When we were in Dover two years ago for our two-way relay swim, one day we were getting ready to go swimming in the harbour. Three guys came over to us and we got talking, as is common in Dover. They had come from New York for a one-way relay.
They wanted to know why we were all rubbing “stuff” on our armpits. We were fairly surprised they didn’t know. Turned out they had never swam in salt water, only fresh or brackish, and were completely unaware of the issue of chafing that all affects all sea-swimmers.
The salt crystals will start to build up immediately between surfaces that are in contact, and after a short period will start to abrade the skin. If you don’t protect against it, it can break the skin, be really painful and take quite a while to heal.
For me I’m ok for about 15 minutes but any longer than that will require skin protection.
There’s a range of solutions.
Body-Glide is a rub-on stick designed with triathletes in mind. Easy to apply and I believe is good for up to an hour.
Petroleum Jelly is very common, easy enough to apply. Messy obviously. Lasts a few hours.
Lanolin is probably favourite for longer distance swimmers. It’s cheap but awfully messy to apply. (I carry toilet wipes to wipe off my fingers after, some apply it using plastic bags). It lasts a long time.
Channel grease is a mix of lanolin & petroleum jelly. Can be bought in Varne Ridge in Dover, apparently Boots Dover no longer supply it.

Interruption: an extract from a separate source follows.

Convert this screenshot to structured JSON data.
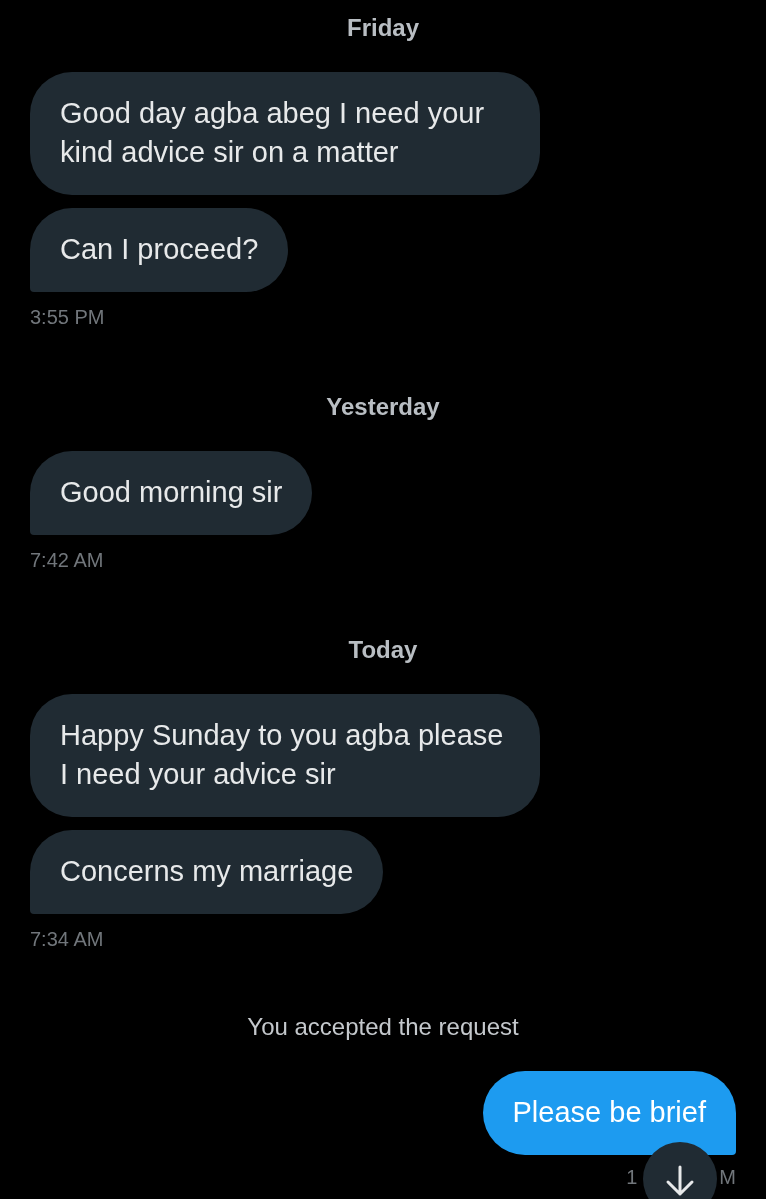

Be careful. You don’t want to get any of these on your goggles…
Runners World people visiting: I found the comment below in your discussion hilarious. I’ve never known a Channel swimmer say this. (And I know quite a few Channel & marathon swimmers). It’s even better when you notice the misspelling.

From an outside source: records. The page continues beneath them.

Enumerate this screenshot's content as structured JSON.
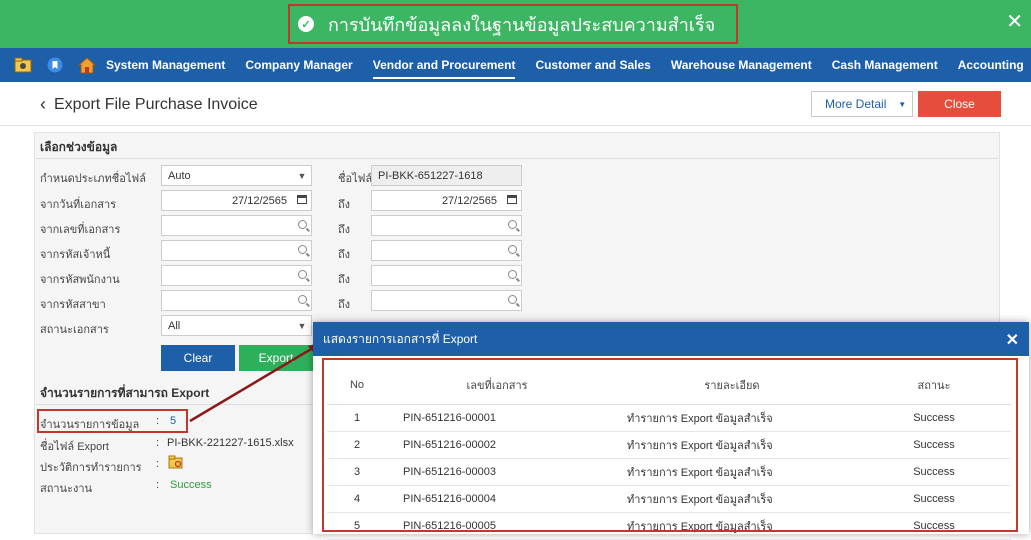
{
  "banner": {
    "message": "การบันทึกข้อมูลลงในฐานข้อมูลประสบความสำเร็จ",
    "close_icon": "✕"
  },
  "nav": {
    "icons": [
      "folder-icon",
      "bookmark-icon",
      "home-icon"
    ],
    "items": [
      {
        "label": "System Management",
        "active": false
      },
      {
        "label": "Company Manager",
        "active": false
      },
      {
        "label": "Vendor and Procurement",
        "active": true
      },
      {
        "label": "Customer and Sales",
        "active": false
      },
      {
        "label": "Warehouse Management",
        "active": false
      },
      {
        "label": "Cash Management",
        "active": false
      },
      {
        "label": "Accounting",
        "active": false
      }
    ]
  },
  "header": {
    "back": "‹",
    "title": "Export File Purchase Invoice",
    "more_detail": "More Detail",
    "close": "Close"
  },
  "filter": {
    "section_title": "เลือกช่วงข้อมูล",
    "file_type_label": "กำหนดประเภทชื่อไฟล์",
    "file_type_value": "Auto",
    "file_name_label": "ชื่อไฟล์",
    "file_name_value": "PI-BKK-651227-1618",
    "from_date_label": "จากวันที่เอกสาร",
    "from_date_value": "27/12/2565",
    "to_label": "ถึง",
    "to_date_value": "27/12/2565",
    "from_doc_label": "จากเลขที่เอกสาร",
    "from_creditor_label": "จากรหัสเจ้าหนี้",
    "from_employee_label": "จากรหัสพนักงาน",
    "from_branch_label": "จากรหัสสาขา",
    "doc_status_label": "สถานะเอกสาร",
    "doc_status_value": "All",
    "clear_button": "Clear",
    "export_button": "Export"
  },
  "summary": {
    "section_title": "จำนวนรายการที่สามารถ Export",
    "count_label": "จำนวนรายการข้อมูล",
    "count_value": "5",
    "export_file_label": "ชื่อไฟล์ Export",
    "export_file_value": "PI-BKK-221227-1615.xlsx",
    "history_label": "ประวัติการทำรายการ",
    "status_label": "สถานะงาน",
    "status_value": "Success",
    "colon": ":"
  },
  "modal": {
    "title": "แสดงรายการเอกสารที่ Export",
    "close": "✕",
    "columns": [
      "No",
      "เลขที่เอกสาร",
      "รายละเอียด",
      "สถานะ"
    ],
    "rows": [
      {
        "no": "1",
        "doc": "PIN-651216-00001",
        "detail": "ทำรายการ Export ข้อมูลสำเร็จ",
        "status": "Success"
      },
      {
        "no": "2",
        "doc": "PIN-651216-00002",
        "detail": "ทำรายการ Export ข้อมูลสำเร็จ",
        "status": "Success"
      },
      {
        "no": "3",
        "doc": "PIN-651216-00003",
        "detail": "ทำรายการ Export ข้อมูลสำเร็จ",
        "status": "Success"
      },
      {
        "no": "4",
        "doc": "PIN-651216-00004",
        "detail": "ทำรายการ Export ข้อมูลสำเร็จ",
        "status": "Success"
      },
      {
        "no": "5",
        "doc": "PIN-651216-00005",
        "detail": "ทำรายการ Export ข้อมูลสำเร็จ",
        "status": "Success"
      }
    ]
  },
  "colors": {
    "banner": "#3cb663",
    "nav": "#1d5fa8",
    "close_button": "#e74c3c",
    "export_button": "#2eaf5b",
    "success_text": "#2e9e3e",
    "highlight_box": "#c0392b"
  }
}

I know all the old channel swimmers used it. But…I spoke to a fellow long distance open water swimmer once who said lanolin is probably not the best substance to use for chaffing (not in salt water anyway). Not because it doesn’t work, but because it is a fatty oil derived from wool-bearing animals (i.e. it’s a protein). It’s been known to attack sharks.